:: Data
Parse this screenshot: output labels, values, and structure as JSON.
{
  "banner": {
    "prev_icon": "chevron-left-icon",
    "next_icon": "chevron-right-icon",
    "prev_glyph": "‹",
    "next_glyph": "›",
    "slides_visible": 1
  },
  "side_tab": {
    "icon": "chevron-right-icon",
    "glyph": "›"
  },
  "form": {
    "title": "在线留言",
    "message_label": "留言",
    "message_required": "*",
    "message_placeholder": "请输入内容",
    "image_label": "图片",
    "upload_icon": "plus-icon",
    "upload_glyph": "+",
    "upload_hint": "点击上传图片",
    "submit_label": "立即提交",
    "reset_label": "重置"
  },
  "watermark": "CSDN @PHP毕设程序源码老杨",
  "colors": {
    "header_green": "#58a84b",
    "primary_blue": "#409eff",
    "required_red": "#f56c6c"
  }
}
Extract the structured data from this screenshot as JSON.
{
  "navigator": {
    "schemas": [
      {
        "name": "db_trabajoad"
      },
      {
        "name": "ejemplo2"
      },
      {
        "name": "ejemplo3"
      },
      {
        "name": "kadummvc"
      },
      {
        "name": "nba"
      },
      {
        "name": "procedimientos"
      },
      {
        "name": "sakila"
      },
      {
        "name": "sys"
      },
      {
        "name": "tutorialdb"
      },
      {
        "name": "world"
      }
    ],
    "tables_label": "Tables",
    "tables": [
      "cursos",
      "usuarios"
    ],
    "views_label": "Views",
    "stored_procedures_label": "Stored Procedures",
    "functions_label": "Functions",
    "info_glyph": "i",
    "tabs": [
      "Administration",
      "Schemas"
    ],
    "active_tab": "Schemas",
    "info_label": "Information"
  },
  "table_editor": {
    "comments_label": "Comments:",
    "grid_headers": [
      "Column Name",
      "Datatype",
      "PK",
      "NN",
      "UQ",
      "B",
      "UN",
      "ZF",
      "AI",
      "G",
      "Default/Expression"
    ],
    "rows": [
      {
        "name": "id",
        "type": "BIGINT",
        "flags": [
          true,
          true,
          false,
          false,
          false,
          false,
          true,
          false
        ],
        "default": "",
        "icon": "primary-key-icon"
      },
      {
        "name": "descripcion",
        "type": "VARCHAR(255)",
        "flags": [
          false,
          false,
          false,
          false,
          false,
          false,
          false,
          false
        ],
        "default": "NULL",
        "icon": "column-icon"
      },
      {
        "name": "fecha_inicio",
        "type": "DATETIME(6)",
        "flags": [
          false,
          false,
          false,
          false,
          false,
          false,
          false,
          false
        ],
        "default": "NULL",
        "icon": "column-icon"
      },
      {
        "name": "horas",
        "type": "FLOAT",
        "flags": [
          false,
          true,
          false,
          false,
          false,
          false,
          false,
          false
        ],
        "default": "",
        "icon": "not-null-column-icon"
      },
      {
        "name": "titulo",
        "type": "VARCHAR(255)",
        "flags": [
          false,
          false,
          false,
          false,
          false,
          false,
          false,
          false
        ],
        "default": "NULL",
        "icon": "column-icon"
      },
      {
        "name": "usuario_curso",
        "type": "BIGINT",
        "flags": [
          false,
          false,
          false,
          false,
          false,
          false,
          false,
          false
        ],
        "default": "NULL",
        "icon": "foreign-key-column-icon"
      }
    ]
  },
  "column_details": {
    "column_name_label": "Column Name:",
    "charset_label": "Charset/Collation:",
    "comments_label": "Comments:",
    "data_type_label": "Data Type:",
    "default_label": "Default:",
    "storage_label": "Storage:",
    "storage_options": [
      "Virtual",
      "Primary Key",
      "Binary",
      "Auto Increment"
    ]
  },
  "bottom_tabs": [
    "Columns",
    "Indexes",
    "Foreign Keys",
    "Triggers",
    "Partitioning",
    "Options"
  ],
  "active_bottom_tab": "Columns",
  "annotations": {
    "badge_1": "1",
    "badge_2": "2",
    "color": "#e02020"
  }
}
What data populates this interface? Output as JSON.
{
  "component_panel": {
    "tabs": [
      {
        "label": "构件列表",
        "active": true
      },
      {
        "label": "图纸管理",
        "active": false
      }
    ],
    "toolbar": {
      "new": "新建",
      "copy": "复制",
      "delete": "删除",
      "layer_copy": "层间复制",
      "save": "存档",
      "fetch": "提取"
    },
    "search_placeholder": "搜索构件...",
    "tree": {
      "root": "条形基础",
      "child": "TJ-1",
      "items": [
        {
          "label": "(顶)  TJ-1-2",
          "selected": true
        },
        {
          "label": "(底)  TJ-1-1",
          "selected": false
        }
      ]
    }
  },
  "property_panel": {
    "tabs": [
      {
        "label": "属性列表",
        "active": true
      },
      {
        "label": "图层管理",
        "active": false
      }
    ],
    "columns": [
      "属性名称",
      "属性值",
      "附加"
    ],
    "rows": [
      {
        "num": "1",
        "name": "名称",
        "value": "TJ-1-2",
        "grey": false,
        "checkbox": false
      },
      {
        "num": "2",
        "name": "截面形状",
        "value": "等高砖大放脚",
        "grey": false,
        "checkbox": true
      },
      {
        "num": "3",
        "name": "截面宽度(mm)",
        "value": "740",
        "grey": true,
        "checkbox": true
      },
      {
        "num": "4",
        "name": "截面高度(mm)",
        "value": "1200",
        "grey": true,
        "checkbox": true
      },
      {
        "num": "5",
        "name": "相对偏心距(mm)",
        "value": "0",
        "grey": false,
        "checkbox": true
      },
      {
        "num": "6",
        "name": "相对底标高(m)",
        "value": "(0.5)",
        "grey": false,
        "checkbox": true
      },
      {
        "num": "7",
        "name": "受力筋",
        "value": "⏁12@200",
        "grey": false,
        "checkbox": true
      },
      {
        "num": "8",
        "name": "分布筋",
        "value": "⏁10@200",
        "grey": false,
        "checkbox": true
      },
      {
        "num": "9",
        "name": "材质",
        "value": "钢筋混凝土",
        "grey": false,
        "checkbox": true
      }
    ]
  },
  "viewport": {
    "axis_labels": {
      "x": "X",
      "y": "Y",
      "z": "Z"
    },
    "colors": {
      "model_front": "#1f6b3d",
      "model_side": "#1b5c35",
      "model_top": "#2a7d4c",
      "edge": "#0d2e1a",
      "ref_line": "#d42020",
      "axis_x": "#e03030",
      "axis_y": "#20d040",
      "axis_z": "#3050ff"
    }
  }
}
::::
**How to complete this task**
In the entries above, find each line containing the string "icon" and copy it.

**Solution to the problem**
    "prev_icon": "chevron-left-icon",
    "next_icon": "chevron-right-icon",
    "icon": "chevron-right-icon",
    "upload_icon": "plus-icon",
        "icon": "primary-key-icon"
        "icon": "column-icon"
        "icon": "column-icon"
        "icon": "not-null-column-icon"
        "icon": "column-icon"
        "icon": "foreign-key-column-icon"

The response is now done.